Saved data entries
==============================
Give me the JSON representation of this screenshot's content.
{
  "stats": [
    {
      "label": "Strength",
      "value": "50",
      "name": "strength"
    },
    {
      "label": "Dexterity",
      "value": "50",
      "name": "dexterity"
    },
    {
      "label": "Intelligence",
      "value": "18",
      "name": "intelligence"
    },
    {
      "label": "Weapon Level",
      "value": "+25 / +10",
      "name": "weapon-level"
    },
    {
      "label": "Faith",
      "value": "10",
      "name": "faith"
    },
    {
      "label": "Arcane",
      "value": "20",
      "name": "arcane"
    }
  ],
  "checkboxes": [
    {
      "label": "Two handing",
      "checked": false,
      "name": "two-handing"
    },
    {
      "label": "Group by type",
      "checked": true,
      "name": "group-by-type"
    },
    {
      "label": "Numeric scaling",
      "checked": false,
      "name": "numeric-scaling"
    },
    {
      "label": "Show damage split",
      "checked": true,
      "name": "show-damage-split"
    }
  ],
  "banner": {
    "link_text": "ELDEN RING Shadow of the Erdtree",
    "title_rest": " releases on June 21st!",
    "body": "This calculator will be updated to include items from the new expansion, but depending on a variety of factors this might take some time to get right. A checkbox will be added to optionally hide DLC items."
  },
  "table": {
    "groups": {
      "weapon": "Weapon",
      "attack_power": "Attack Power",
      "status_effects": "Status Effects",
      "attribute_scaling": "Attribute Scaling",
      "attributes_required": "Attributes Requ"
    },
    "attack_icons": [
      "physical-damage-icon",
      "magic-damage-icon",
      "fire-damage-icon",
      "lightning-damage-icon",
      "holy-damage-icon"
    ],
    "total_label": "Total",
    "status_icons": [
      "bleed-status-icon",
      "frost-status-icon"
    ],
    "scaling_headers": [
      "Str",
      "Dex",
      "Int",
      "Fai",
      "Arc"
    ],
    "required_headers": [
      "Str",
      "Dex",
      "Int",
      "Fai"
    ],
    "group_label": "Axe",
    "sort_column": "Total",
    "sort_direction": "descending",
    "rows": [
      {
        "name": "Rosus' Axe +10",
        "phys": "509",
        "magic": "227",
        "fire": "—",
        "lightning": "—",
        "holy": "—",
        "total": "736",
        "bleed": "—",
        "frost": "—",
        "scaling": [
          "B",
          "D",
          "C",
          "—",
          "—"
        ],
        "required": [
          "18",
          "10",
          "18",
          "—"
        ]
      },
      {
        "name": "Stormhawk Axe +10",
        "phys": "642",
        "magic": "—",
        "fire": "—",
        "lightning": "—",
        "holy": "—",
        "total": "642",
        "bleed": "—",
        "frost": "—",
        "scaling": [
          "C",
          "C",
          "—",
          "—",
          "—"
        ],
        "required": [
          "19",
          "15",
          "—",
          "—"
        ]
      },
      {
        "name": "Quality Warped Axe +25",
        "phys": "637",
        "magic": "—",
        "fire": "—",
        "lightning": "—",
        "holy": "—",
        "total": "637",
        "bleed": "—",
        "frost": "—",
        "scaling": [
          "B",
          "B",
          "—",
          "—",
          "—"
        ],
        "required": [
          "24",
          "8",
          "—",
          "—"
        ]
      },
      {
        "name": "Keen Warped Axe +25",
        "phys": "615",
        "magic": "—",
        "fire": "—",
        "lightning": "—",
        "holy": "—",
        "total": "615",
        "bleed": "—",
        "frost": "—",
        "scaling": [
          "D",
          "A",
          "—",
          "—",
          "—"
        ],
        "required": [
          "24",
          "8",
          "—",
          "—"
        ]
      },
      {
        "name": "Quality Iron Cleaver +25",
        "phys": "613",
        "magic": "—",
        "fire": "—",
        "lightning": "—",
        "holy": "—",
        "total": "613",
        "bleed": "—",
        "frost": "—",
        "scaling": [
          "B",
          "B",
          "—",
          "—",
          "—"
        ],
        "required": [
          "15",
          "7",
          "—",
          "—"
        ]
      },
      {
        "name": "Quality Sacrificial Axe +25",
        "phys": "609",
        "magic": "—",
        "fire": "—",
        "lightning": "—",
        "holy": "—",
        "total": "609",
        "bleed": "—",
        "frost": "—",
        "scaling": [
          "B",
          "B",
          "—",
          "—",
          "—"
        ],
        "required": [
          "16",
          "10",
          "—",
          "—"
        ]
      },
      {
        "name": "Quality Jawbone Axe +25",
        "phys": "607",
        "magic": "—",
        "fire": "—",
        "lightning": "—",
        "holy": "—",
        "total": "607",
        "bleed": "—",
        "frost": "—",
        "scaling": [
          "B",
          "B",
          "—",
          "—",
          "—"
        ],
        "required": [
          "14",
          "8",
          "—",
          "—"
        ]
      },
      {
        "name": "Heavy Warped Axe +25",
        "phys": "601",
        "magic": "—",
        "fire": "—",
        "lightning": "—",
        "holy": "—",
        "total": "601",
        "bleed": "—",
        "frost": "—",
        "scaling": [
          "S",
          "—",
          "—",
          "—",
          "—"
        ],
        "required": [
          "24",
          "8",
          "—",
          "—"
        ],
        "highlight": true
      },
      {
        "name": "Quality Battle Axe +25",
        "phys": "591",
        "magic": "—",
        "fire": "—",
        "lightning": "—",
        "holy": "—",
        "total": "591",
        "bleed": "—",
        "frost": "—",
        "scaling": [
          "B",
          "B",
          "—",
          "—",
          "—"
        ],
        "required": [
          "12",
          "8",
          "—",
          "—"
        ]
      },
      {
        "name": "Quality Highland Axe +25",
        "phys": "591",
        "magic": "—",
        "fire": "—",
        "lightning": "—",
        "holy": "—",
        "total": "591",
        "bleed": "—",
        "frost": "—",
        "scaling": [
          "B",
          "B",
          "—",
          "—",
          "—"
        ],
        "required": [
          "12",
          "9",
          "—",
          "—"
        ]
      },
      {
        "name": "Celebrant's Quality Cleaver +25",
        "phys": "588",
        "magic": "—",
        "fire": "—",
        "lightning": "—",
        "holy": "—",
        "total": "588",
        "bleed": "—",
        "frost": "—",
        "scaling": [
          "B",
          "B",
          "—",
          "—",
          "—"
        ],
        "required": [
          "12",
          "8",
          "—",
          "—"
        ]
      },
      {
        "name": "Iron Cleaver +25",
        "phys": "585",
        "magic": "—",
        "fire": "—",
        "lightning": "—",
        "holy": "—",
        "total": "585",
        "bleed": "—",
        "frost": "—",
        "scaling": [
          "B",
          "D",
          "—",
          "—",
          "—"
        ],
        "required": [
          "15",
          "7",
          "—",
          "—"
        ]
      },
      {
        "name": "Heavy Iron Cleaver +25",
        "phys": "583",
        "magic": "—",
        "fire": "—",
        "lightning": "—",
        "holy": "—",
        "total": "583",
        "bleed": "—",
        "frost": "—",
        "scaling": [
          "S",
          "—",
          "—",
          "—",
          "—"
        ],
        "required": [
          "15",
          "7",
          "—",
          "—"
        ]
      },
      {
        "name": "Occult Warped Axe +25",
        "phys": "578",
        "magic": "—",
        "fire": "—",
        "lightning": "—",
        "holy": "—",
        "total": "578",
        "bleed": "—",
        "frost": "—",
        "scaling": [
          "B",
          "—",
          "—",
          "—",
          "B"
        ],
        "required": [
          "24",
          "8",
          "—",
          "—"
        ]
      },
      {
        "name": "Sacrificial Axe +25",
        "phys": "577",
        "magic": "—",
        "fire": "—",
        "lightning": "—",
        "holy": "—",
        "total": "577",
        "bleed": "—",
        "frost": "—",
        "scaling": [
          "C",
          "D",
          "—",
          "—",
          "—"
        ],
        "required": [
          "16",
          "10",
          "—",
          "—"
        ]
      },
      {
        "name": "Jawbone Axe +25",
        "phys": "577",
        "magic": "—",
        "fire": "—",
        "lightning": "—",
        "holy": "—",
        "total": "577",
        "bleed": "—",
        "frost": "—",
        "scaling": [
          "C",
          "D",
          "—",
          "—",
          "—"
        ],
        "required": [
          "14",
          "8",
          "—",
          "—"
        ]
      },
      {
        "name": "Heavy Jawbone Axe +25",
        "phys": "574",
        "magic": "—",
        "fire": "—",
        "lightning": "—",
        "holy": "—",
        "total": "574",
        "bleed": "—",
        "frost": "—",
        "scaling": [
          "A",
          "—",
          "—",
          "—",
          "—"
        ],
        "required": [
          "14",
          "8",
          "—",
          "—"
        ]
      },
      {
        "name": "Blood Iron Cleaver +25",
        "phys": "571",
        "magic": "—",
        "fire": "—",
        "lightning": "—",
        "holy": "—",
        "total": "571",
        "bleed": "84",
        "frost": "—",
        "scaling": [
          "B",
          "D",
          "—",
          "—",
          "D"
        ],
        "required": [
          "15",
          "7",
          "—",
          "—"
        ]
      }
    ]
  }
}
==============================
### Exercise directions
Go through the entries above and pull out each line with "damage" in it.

### Reply to the task
      "label": "Show damage split",
      "name": "show-damage-split"
      "physical-damage-icon",
      "magic-damage-icon",
      "fire-damage-icon",
      "lightning-damage-icon",
      "holy-damage-icon"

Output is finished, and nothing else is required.